Massey Energy has long maintained that the 2010 disaster at the Massey-owned mine was caused by a massive release of methane gas, which would absolve them from responsibility.
According to the report released Thursday and commissioned by the state's former governor, a mining machine hit a rock, which created a spark and ignited a pocket of pent-up gas. The crew saw it and immediately shut down the machine, but the fireball moved and hit coal dust, which is extremely combustible. This caused a series of massive blasts that reached two miles through the mine and lasted for several minutes.
The investigation found that the company's ventilation system didn't work adequately, causing the deadly build-up of explosive gases.
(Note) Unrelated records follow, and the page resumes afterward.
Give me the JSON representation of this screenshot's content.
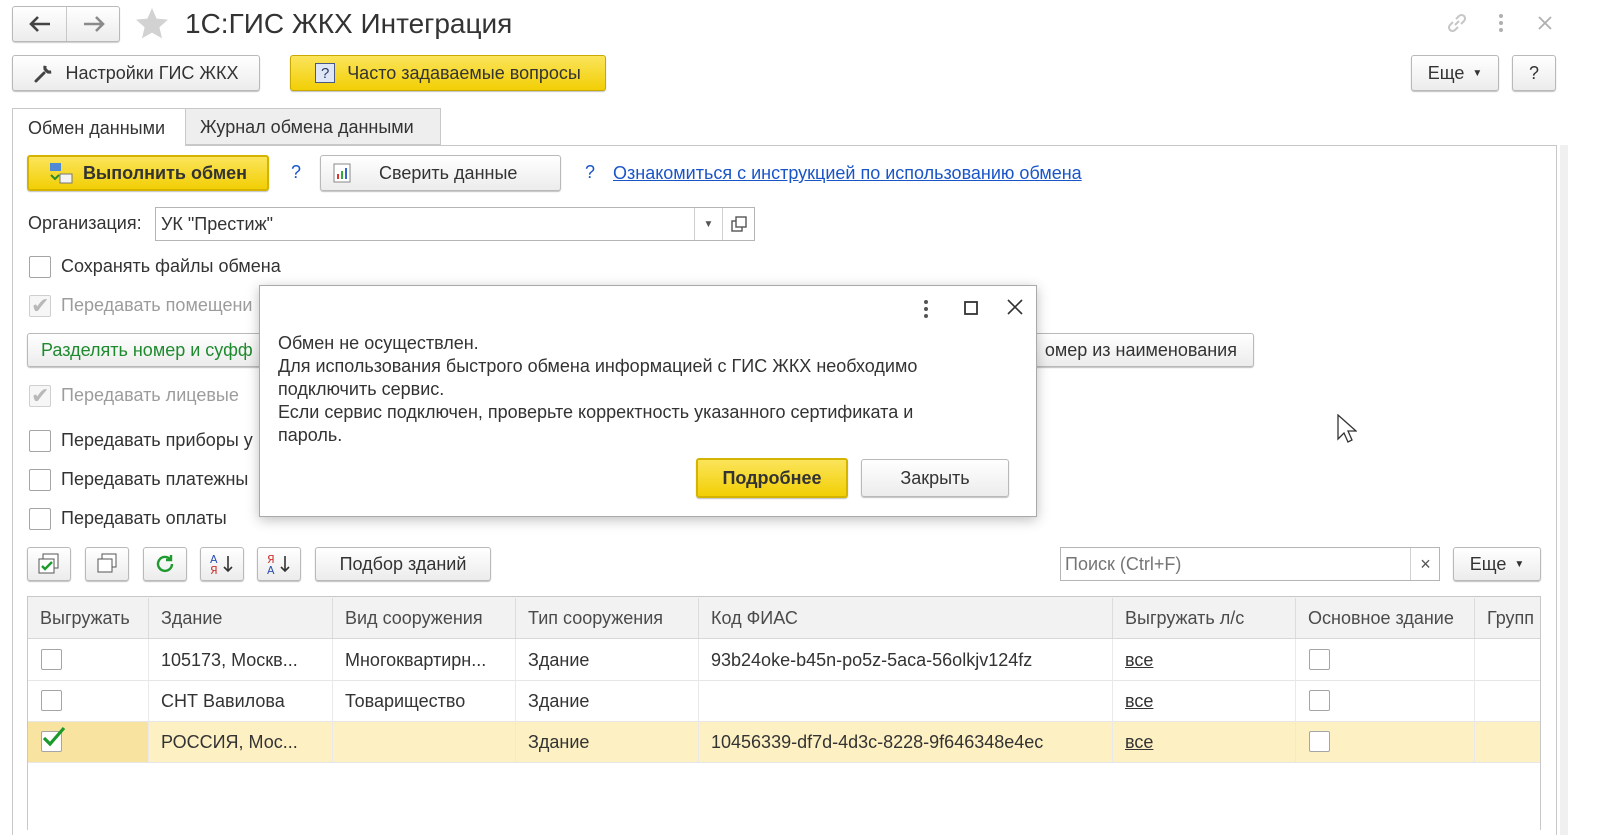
{
  "window": {
    "title": "1С:ГИС ЖКХ Интеграция"
  },
  "toolbar": {
    "settings_label": "Настройки ГИС ЖКХ",
    "faq_label": "Часто задаваемые вопросы",
    "more_label": "Еще",
    "help_label": "?"
  },
  "tabs": [
    {
      "label": "Обмен данными",
      "active": true
    },
    {
      "label": "Журнал обмена данными",
      "active": false
    }
  ],
  "actions": {
    "exchange_label": "Выполнить обмен",
    "q1": "?",
    "verify_label": "Сверить данные",
    "q2": "?",
    "instruction_link": "Ознакомиться с инструкцией по использованию обмена"
  },
  "organization": {
    "label": "Организация:",
    "value": "УК \"Престиж\""
  },
  "options": {
    "save_files": "Сохранять файлы обмена",
    "transfer_rooms": "Передавать помещени",
    "split_button": "Разделять номер и суфф",
    "number_from_name": "омер из наименования",
    "transfer_accounts": "Передавать лицевые",
    "transfer_devices": "Передавать приборы у",
    "transfer_payments_docs": "Передавать платежны",
    "transfer_payments": "Передавать оплаты"
  },
  "list_toolbar": {
    "select_buildings": "Подбор зданий",
    "search_placeholder": "Поиск (Ctrl+F)",
    "clear": "×",
    "more_label": "Еще"
  },
  "table": {
    "columns": [
      "Выгружать",
      "Здание",
      "Вид сооружения",
      "Тип сооружения",
      "Код ФИАС",
      "Выгружать л/с",
      "Основное здание",
      "Групп"
    ],
    "rows": [
      {
        "export": false,
        "building": "105173, Москв...",
        "kind": "Многоквартирн...",
        "type": "Здание",
        "fias": "93b24oke-b45n-po5z-5aca-56olkjv124fz",
        "accounts": "все",
        "main": false,
        "selected": false
      },
      {
        "export": false,
        "building": "СНТ Вавилова",
        "kind": "Товарищество",
        "type": "Здание",
        "fias": "",
        "accounts": "все",
        "main": false,
        "selected": false
      },
      {
        "export": true,
        "building": "РОССИЯ, Мос...",
        "kind": "",
        "type": "Здание",
        "fias": "10456339-df7d-4d3c-8228-9f646348e4ec",
        "accounts": "все",
        "main": false,
        "selected": true
      }
    ]
  },
  "dialog": {
    "line1": "Обмен не осуществлен.",
    "line2": "Для использования быстрого обмена информацией с ГИС ЖКХ необходимо",
    "line3": "подключить сервис.",
    "line4": "Если сервис подключен, проверьте корректность указанного сертификата и",
    "line5": "пароль.",
    "details_label": "Подробнее",
    "close_label": "Закрыть"
  },
  "colors": {
    "accent_yellow": "#f2cf05",
    "link_blue": "#1a55c8",
    "selected_row": "#fdf0c3",
    "green_text": "#1e8a2e"
  }
}
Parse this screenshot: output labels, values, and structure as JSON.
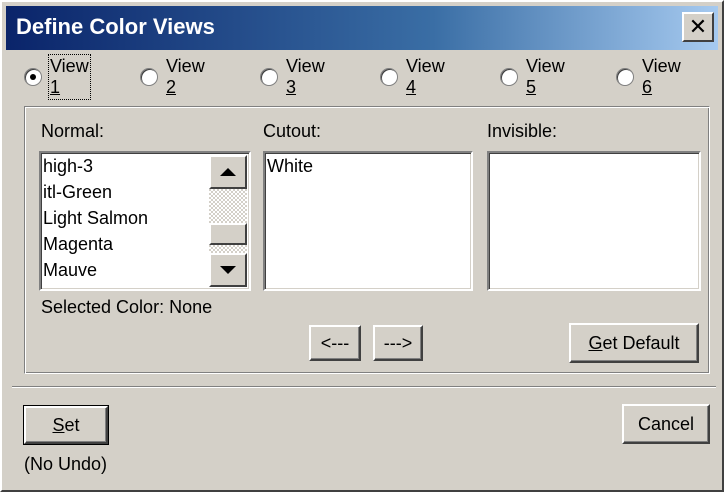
{
  "window": {
    "title": "Define Color Views",
    "close_glyph": "✕"
  },
  "views": [
    {
      "prefix": "View ",
      "key": "1",
      "selected": true
    },
    {
      "prefix": "View ",
      "key": "2",
      "selected": false
    },
    {
      "prefix": "View ",
      "key": "3",
      "selected": false
    },
    {
      "prefix": "View ",
      "key": "4",
      "selected": false
    },
    {
      "prefix": "View ",
      "key": "5",
      "selected": false
    },
    {
      "prefix": "View ",
      "key": "6",
      "selected": false
    }
  ],
  "normal": {
    "label": "Normal:",
    "items": [
      "high-3",
      "itl-Green",
      "Light Salmon",
      "Magenta",
      "Mauve"
    ]
  },
  "cutout": {
    "label": "Cutout:",
    "items": [
      "White"
    ]
  },
  "invisible": {
    "label": "Invisible:",
    "items": []
  },
  "selected_color": "Selected Color: None",
  "buttons": {
    "move_left": "<---",
    "move_right": "--->",
    "get_default_key": "G",
    "get_default_rest": "et Default",
    "set_key": "S",
    "set_rest": "et",
    "cancel": "Cancel"
  },
  "no_undo": "(No Undo)"
}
The report found that Massey Energy failed to meet federal and state safety standards for the handling of rock dust and that emergency water systems were not properly maintained and failed to function as they should have.
"This report tragically reinforces that the disaster that took the lives of 29 men at Upper Big Branch last year was absolutely preventable," Sen. Jay Rockefeller, D - W.Va., said in a statement today. "That will always be one of the most painful facts about this explosion."
"Twenty-nine coal miners paid with their lives for corporate risk-taking," J. Davitt McAteer wrote in the report. "[Massey Energy] broke faith with its workers by frequently and knowingly violating the laws and blatantly disregarding safety practices while creating a public perception that its operations exceeded industry safety standards."
Federal and state regulators are also criticized for "failing to use all the tools at their disposal," but Massey Energy gets the vast majority of the blame in the report.
Tragedy for a Mining Community
Of the miners who were killed, 19 died of carbon monoxide intoxication, while the 10 other miners were killed by the explosions.
Three layers of protection designed to safeguard the lives of miners failed at Upper Big Branch.
First, Massey's pre-shift/on-shift examination system broke down so that safety hazards either were not recorded, or, if recorded, were not corrected. Second, the U.S. Mine Safety and Health Administration failed to use all the tools at its disposal to ensure that the company was compliant with federal laws. Third, the West Virginia Office of Miners' Health Safety and Training failed in its role of enforcing state laws and serving as a watchdog for coal miners.
The deaths devastated the residents of Raleigh County, a mining community in West Virginia. The accident at the Upper Big Branch Mine was this country's worst mining disaster in 40 years.
For the families of the lost miners, the report will not bring solace, but may help them understand what happened on April 5, 2010, when fire erupted in the mine.
"There just ain't no peace out there right now. There just isn't," Charles Davis, 76, who lost his son Timmy, 51, and grandsons, Cory, 21, and Joshua, 27, in the accident, told ABC News.
"My boy, he was everything," he said in April while fighting back tears. "I can't look at the pictures. I can't say their names."